Clearly, anxieties and schism remain. Rana denies that the Muslims are taunted. He speaks of development, of living in harmony . “We want to build a boundary wall around the graveyard because we know that it gets flooded in the monsoon,“ he says.
The gesture could help in regaining trust, help in healing.
(Barring Hari Om Singh Rana and Ratan Singh, all other names have been changed on request)
The murder of Mohammad Akhlaq became the trigger for an “award wapsi“ campaign against the Modi government that saw writers, intellectuals and film persons return national awards in protest against what they called a growing culture of intolerance and majoritarianism under the NDA regime.
The movement swiftly assumed political overtones ahead of a bitterly contested election in Bihar that pitted a “secular alliance“ of Nitish Kumar and Lalu Prasad, along with Congress, against NDA. When BJP lost the encounter, the result was hailed as a big win for the anti-intolerance movement.
PM Narendra Modi came under fire for not promptly condemning the Akhlaq murder after it became a national issue.BJP's decision to rake up the beef debate in the Bihar election only strengthened suspicions that it was looking to use the emotive issue of cow slaughter to overcome OBC satraps Lalu and Nitish.
Modi did break his silence at an election rally on October 8, expressing his sadness over the event. This did not halt the politics with the Bihar results indicating that BJP had over-estimated the power of the beef debate and its own failure to ensure adequate OBC representation proved crucial.
One year on, while Akhlaq's death may not be in the news, the debate is far from over. Communal polarisation and violence remain a near constant in Uttar Pradesh. The communal cauldron of western UP where Dadri is located saw fresh controversy over the “exodus“ of Hindu families from Kairana, allegedly in the face of communal bullying.
A recent riot in Bijnore over alleged harassment of girls going to school seems a near exact replay of events that led to the widespread riots in Muzaffarnagar in 2013. UP simmers with dozens of communal clashes that keep the social landscape in a state of permanent polarisation.
The Akhlaq or the intolerance debate played in different hues with the controversy over sedition cases against JNU students accused of holding an anti-national event to commemorate the “martyrdom“ of Parliament attack convict Afzal Guru set the stage for BJP's “Bharat Mata“ campaign and CongressLeft responded by saying the ruling party was stifling freedom of expression.
The political battle swung BJP's way with a convincing electoral victory in Assam where it assumed office for the first time on the back of a more subtle campaign than the one it had run in Bihar.
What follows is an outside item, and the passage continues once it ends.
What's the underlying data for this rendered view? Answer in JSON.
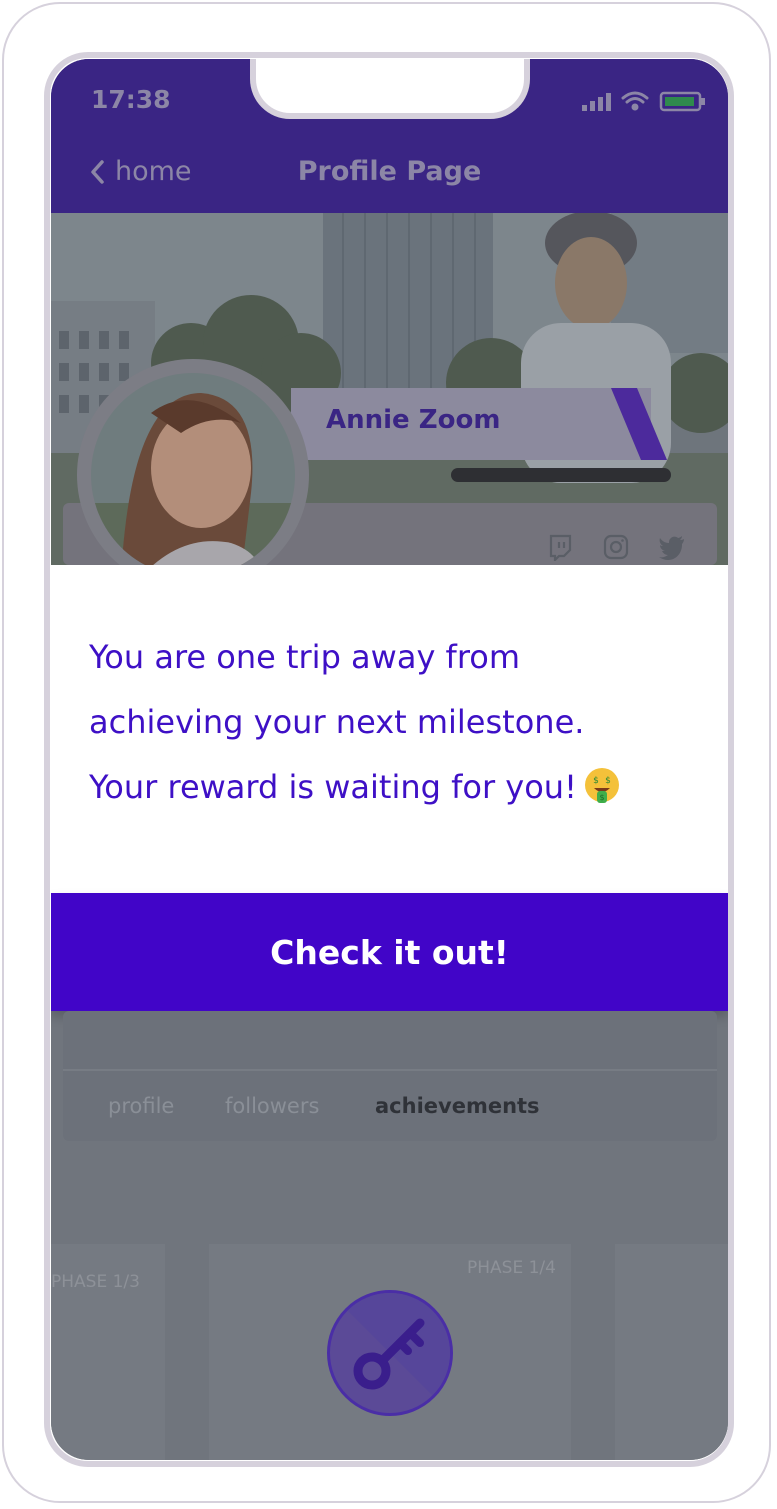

But gau rakshaks and incidents of violence against Dalits and Muslims brought the Akhlaq debate back into focus.
This time, Modi weighed into the discussion, describing cow vigilantism to be largely the handiwork of anti-socials, prompting a backlash from VHP leader Pravin Togadia.
Politics took a new turn with atrocities against Dalits forcing BJP to take corrective action that included replacing Anandiben Patel as Gujarat CM over mishandling of the assault on Dalits at Una.
The Dadri lynching and the heated communal politics that followed will come to a head in next year's UP election. The result may not settle the debate fully but can deliver a verdict on competing narratives.